Tracking guitars ‘direct’ without an amp is no longer a ‘niche’ technique, it’s the norm. While going direct hasn’t necessarily replaced miking an amp, direct guitars have settled into a wonderful companion position to most modern productions. Here’s my checklist of 5 tips I always think about when I start a project where we’ll be utilizing guitars ‘in the box’.
One of the first big ‘no-no’ moves is to discard the labels of ‘hi-Z’, ‘instrument’, ‘line’, and the like. Just because your guitar cable is 1/4” and fits into the slot doesn’t mean that particular slot on your audio interface is best suited to handle guitar. If you want to avoid tone getting lost, noise floor rising, and other unwanted effects, you’re going to want to make sure you’re plugging your guitar into a hi-Z or ‘instrument’ input. These inputs have the proper impedance and gain staging to handle instruments with passive pickups like your standard electric guitar or bass.
My favorite computer programming acronym ‘GiGo’ applies here - Garbage in, Garbage out. If your guitar tone isn’t optimal, running it through a gamut of effects and processors isn’t going to fix the problem, it will likely amplify it (pun most definitely intended). Use fresh strings, tune your guitar between every take, use a high quality cable, and make sure you’re happy with the instrument tone to begin with.
Sometimes even when recording with an amp you want the flexibility of being able to go back and utilize an amp sim. If you’re miking the amp, why not use a high quality direct box to capture the direct guitar signal? You can mute that audio track in your DAW and have it as a backup in case you’re not happy with the amped tone, and you can always switch over to it for an effect, or use it as a doubled track.
Just because you love the pedal simulations in one guitar modeling processor doesn’t mean you have to use their amp sim as well.

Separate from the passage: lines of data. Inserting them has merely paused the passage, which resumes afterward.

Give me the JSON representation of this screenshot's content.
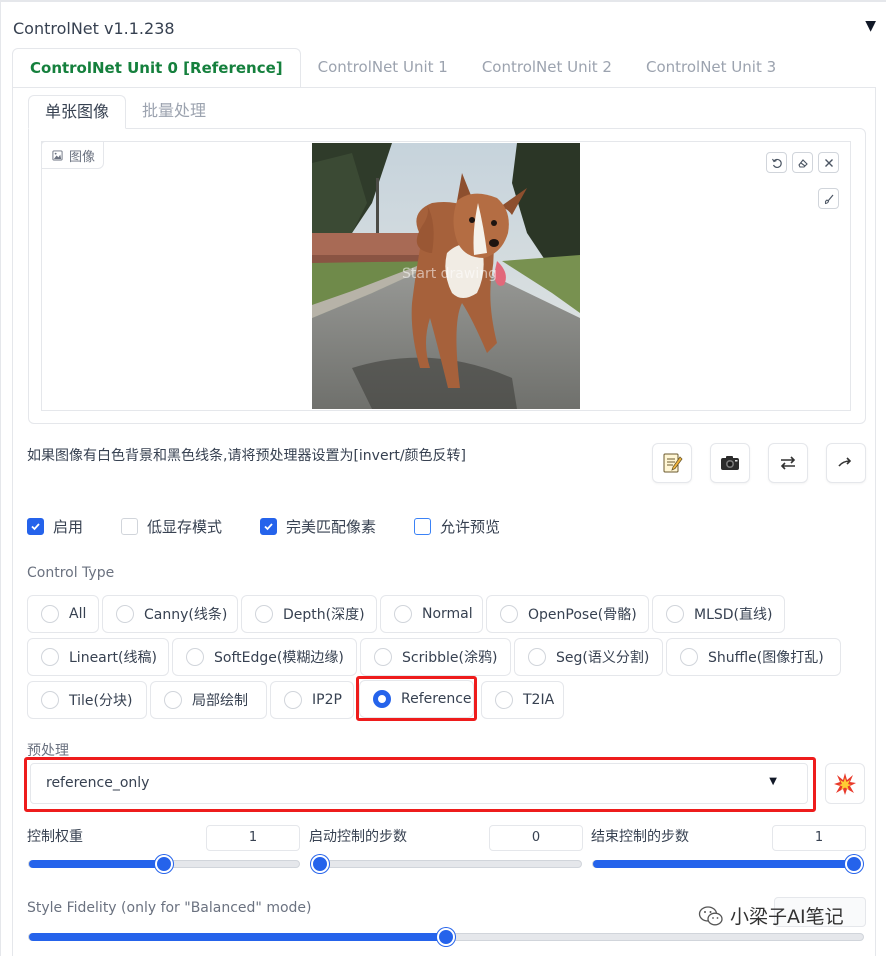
{
  "panel": {
    "title": "ControlNet v1.1.238"
  },
  "unit_tabs": [
    {
      "label": "ControlNet Unit 0 [Reference]",
      "active": true
    },
    {
      "label": "ControlNet Unit 1",
      "active": false
    },
    {
      "label": "ControlNet Unit 2",
      "active": false
    },
    {
      "label": "ControlNet Unit 3",
      "active": false
    }
  ],
  "sub_tabs": [
    {
      "label": "单张图像",
      "active": true
    },
    {
      "label": "批量处理",
      "active": false
    }
  ],
  "image_input": {
    "label": "图像",
    "overlay_text": "Start drawing"
  },
  "invert_note": "如果图像有白色背景和黑色线条,请将预处理器设置为[invert/颜色反转]",
  "checkboxes": [
    {
      "label": "启用",
      "checked": true
    },
    {
      "label": "低显存模式",
      "checked": false
    },
    {
      "label": "完美匹配像素",
      "checked": true
    },
    {
      "label": "允许预览",
      "checked": false
    }
  ],
  "control_type": {
    "label": "Control Type",
    "options": [
      "All",
      "Canny(线条)",
      "Depth(深度)",
      "Normal",
      "OpenPose(骨骼)",
      "MLSD(直线)",
      "Lineart(线稿)",
      "SoftEdge(模糊边缘)",
      "Scribble(涂鸦)",
      "Seg(语义分割)",
      "Shuffle(图像打乱)",
      "Tile(分块)",
      "局部绘制",
      "IP2P",
      "Reference",
      "T2IA"
    ],
    "selected": "Reference"
  },
  "preprocessor": {
    "label": "预处理",
    "value": "reference_only"
  },
  "sliders": {
    "weight": {
      "label": "控制权重",
      "value": "1",
      "fraction": 0.5
    },
    "start": {
      "label": "启动控制的步数",
      "value": "0",
      "fraction": 0
    },
    "end": {
      "label": "结束控制的步数",
      "value": "1",
      "fraction": 1
    },
    "fidelity": {
      "label": "Style Fidelity (only for \"Balanced\" mode)",
      "fraction": 0.5
    }
  },
  "watermark": {
    "text": "小梁子AI笔记"
  },
  "colors": {
    "accent": "#2563eb",
    "active_tab": "#15803d",
    "highlight": "#ee1c1c"
  }
}
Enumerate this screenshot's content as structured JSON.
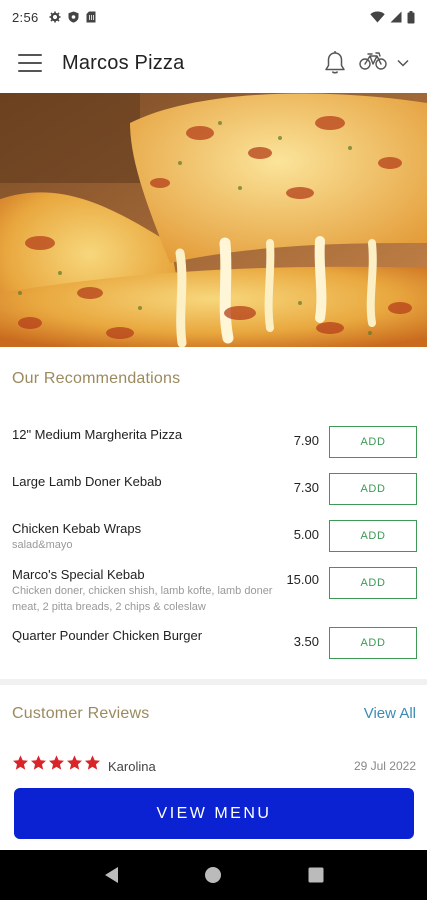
{
  "status_bar": {
    "time": "2:56",
    "left_icons": [
      "gear-icon",
      "shield-icon",
      "sim-card-icon"
    ],
    "right_icons": [
      "wifi-icon",
      "cellular-signal-icon",
      "battery-icon"
    ]
  },
  "app_bar": {
    "title": "Marcos Pizza",
    "actions": [
      "bell-icon",
      "bicycle-icon",
      "chevron-down-icon"
    ]
  },
  "hero": {
    "image": "pizza-cheese-pull-photo"
  },
  "recommendations": {
    "title": "Our Recommendations",
    "add_label": "ADD",
    "items": [
      {
        "name": "12\" Medium Margherita Pizza",
        "description": "",
        "price": "7.90"
      },
      {
        "name": "Large Lamb Doner Kebab",
        "description": "",
        "price": "7.30"
      },
      {
        "name": "Chicken Kebab Wraps",
        "description": "salad&mayo",
        "price": "5.00"
      },
      {
        "name": "Marco's Special Kebab",
        "description": "Chicken doner, chicken shish, lamb kofte, lamb doner meat, 2 pitta breads, 2 chips & coleslaw",
        "price": "15.00"
      },
      {
        "name": "Quarter Pounder Chicken Burger",
        "description": "",
        "price": "3.50"
      }
    ]
  },
  "reviews": {
    "title": "Customer Reviews",
    "view_all": "View All",
    "items": [
      {
        "rating": 5,
        "reviewer": "Karolina",
        "date": "29 Jul 2022"
      }
    ]
  },
  "view_menu_label": "VIEW MENU",
  "colors": {
    "accent_gold": "#9a8a5e",
    "add_green": "#3c9a55",
    "link_blue": "#3d8bb5",
    "cta_blue": "#0a22d2",
    "star_red": "#d9252a"
  },
  "nav_bar": {
    "buttons": [
      "back-icon",
      "home-icon",
      "recents-icon"
    ]
  }
}
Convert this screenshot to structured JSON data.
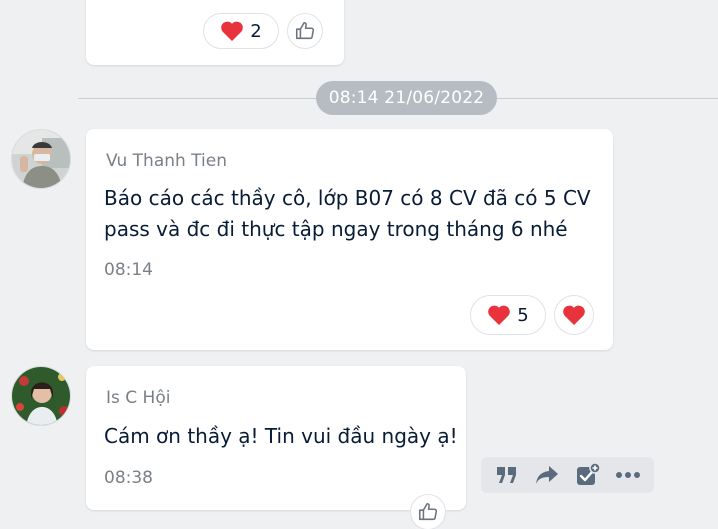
{
  "previous_message": {
    "reactions": {
      "heart_count": "2"
    }
  },
  "time_divider": {
    "label": "08:14 21/06/2022"
  },
  "messages": [
    {
      "sender": "Vu Thanh Tien",
      "lines": [
        "Báo cáo các thầy cô, lớp B07 có 8 CV đã có 5 CV",
        "pass và đc đi thực tập ngay trong tháng 6 nhé"
      ],
      "time": "08:14",
      "reactions": {
        "heart_count": "5"
      }
    },
    {
      "sender": "Is C Hội",
      "lines": [
        "Cám ơn thầy ạ! Tin vui đầu ngày ạ!"
      ],
      "time": "08:38"
    }
  ],
  "colors": {
    "heart": "#e8323c",
    "chip_bg": "#b7bcc3",
    "toolbar_icon": "#5a6b7d"
  },
  "toolbar_icons": [
    "quote-icon",
    "share-icon",
    "add-task-icon",
    "more-icon"
  ]
}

If you model guitar chains frequently, you likely have your favorites across the companies. Why not use the distortion pedal from Bias with your favorite amp simulation from Native Instruments? Trying out these unique combinations can yield some pretty fantastic results.
While most modern guitar processing plugins contain things like compressors and reverbs, you may have much higher quality plugins in your stable already for these functions. Sure, the spring reverb effect on Guitar Rig is cool, but why ditch your favorite BX20 simulator from Universal Audio? If you were miking an amp, you likely would have added some reverb from your dedicated reverb plugin, so why not do the same now?
There will always be a place for classic amps in my studio, and in many of yours. That doesn’t mean that mixing in some direct guitars can’t ‘amp up’ (again? The puns are strong with this one today) your latest project. Try these tips out and see what works for you!